» BRIEF
Retype all of the data that follows, line for line.

(Data records for software interfaces)

┄┄┄┄┄┄

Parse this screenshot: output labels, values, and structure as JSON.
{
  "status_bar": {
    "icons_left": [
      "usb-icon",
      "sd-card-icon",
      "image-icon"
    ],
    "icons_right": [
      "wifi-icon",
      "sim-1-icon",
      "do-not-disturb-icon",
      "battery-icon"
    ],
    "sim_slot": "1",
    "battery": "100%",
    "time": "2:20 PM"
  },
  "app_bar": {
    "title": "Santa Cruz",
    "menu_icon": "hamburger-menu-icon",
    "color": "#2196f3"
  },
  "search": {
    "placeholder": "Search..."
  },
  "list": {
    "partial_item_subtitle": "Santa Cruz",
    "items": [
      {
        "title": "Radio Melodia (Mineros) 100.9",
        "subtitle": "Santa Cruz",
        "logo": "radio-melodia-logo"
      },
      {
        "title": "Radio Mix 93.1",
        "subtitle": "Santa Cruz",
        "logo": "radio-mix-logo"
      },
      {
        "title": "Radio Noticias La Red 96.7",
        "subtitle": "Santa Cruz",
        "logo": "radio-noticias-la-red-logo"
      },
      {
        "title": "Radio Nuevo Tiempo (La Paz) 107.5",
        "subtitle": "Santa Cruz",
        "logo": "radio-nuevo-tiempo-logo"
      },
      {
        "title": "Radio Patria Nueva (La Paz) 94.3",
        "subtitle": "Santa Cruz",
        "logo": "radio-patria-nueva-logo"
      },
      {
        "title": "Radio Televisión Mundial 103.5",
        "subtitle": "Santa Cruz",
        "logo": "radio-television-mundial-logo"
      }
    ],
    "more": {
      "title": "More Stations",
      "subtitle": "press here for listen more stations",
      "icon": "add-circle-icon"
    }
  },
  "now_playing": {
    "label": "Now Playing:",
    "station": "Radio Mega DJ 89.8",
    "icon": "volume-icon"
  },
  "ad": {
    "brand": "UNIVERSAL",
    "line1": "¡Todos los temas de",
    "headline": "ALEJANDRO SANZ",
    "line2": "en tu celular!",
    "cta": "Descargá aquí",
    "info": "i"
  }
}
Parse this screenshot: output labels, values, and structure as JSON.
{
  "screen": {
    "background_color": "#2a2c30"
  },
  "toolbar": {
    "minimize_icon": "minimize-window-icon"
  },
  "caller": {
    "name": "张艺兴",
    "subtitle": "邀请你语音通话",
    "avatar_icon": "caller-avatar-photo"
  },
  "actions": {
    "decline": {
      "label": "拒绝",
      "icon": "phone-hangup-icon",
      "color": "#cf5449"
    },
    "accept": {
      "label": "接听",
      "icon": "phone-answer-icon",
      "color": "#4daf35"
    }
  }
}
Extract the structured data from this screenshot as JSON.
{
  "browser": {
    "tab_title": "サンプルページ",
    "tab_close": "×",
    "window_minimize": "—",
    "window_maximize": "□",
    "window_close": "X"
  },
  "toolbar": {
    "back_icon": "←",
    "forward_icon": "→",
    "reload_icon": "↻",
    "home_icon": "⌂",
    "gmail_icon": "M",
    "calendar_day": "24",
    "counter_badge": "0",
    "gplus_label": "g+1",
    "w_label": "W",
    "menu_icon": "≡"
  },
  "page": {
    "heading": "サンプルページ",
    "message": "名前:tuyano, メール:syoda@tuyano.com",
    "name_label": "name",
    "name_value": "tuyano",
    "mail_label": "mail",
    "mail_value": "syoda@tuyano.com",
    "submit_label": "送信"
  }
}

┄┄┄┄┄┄

» TASK RESPONSE
Parse this screenshot: output labels, values, and structure as JSON.
{
  "status_bar": {
    "icons_left": [
      "usb-icon",
      "sd-card-icon",
      "image-icon"
    ],
    "icons_right": [
      "wifi-icon",
      "sim-1-icon",
      "do-not-disturb-icon",
      "battery-icon"
    ],
    "sim_slot": "1",
    "battery": "100%",
    "time": "2:20 PM"
  },
  "app_bar": {
    "title": "Santa Cruz",
    "menu_icon": "hamburger-menu-icon",
    "color": "#2196f3"
  },
  "search": {
    "placeholder": "Search..."
  },
  "list": {
    "partial_item_subtitle": "Santa Cruz",
    "items": [
      {
        "title": "Radio Melodia (Mineros) 100.9",
        "subtitle": "Santa Cruz",
        "logo": "radio-melodia-logo"
      },
      {
        "title": "Radio Mix 93.1",
        "subtitle": "Santa Cruz",
        "logo": "radio-mix-logo"
      },
      {
        "title": "Radio Noticias La Red 96.7",
        "subtitle": "Santa Cruz",
        "logo": "radio-noticias-la-red-logo"
      },
      {
        "title": "Radio Nuevo Tiempo (La Paz) 107.5",
        "subtitle": "Santa Cruz",
        "logo": "radio-nuevo-tiempo-logo"
      },
      {
        "title": "Radio Patria Nueva (La Paz) 94.3",
        "subtitle": "Santa Cruz",
        "logo": "radio-patria-nueva-logo"
      },
      {
        "title": "Radio Televisión Mundial 103.5",
        "subtitle": "Santa Cruz",
        "logo": "radio-television-mundial-logo"
      }
    ],
    "more": {
      "title": "More Stations",
      "subtitle": "press here for listen more stations",
      "icon": "add-circle-icon"
    }
  },
  "now_playing": {
    "label": "Now Playing:",
    "station": "Radio Mega DJ 89.8",
    "icon": "volume-icon"
  },
  "ad": {
    "brand": "UNIVERSAL",
    "line1": "¡Todos los temas de",
    "headline": "ALEJANDRO SANZ",
    "line2": "en tu celular!",
    "cta": "Descargá aquí",
    "info": "i"
  }
}
Parse this screenshot: output labels, values, and structure as JSON.
{
  "screen": {
    "background_color": "#2a2c30"
  },
  "toolbar": {
    "minimize_icon": "minimize-window-icon"
  },
  "caller": {
    "name": "张艺兴",
    "subtitle": "邀请你语音通话",
    "avatar_icon": "caller-avatar-photo"
  },
  "actions": {
    "decline": {
      "label": "拒绝",
      "icon": "phone-hangup-icon",
      "color": "#cf5449"
    },
    "accept": {
      "label": "接听",
      "icon": "phone-answer-icon",
      "color": "#4daf35"
    }
  }
}
Extract the structured data from this screenshot as JSON.
{
  "browser": {
    "tab_title": "サンプルページ",
    "tab_close": "×",
    "window_minimize": "—",
    "window_maximize": "□",
    "window_close": "X"
  },
  "toolbar": {
    "back_icon": "←",
    "forward_icon": "→",
    "reload_icon": "↻",
    "home_icon": "⌂",
    "gmail_icon": "M",
    "calendar_day": "24",
    "counter_badge": "0",
    "gplus_label": "g+1",
    "w_label": "W",
    "menu_icon": "≡"
  },
  "page": {
    "heading": "サンプルページ",
    "message": "名前:tuyano, メール:syoda@tuyano.com",
    "name_label": "name",
    "name_value": "tuyano",
    "mail_label": "mail",
    "mail_value": "syoda@tuyano.com",
    "submit_label": "送信"
  }
}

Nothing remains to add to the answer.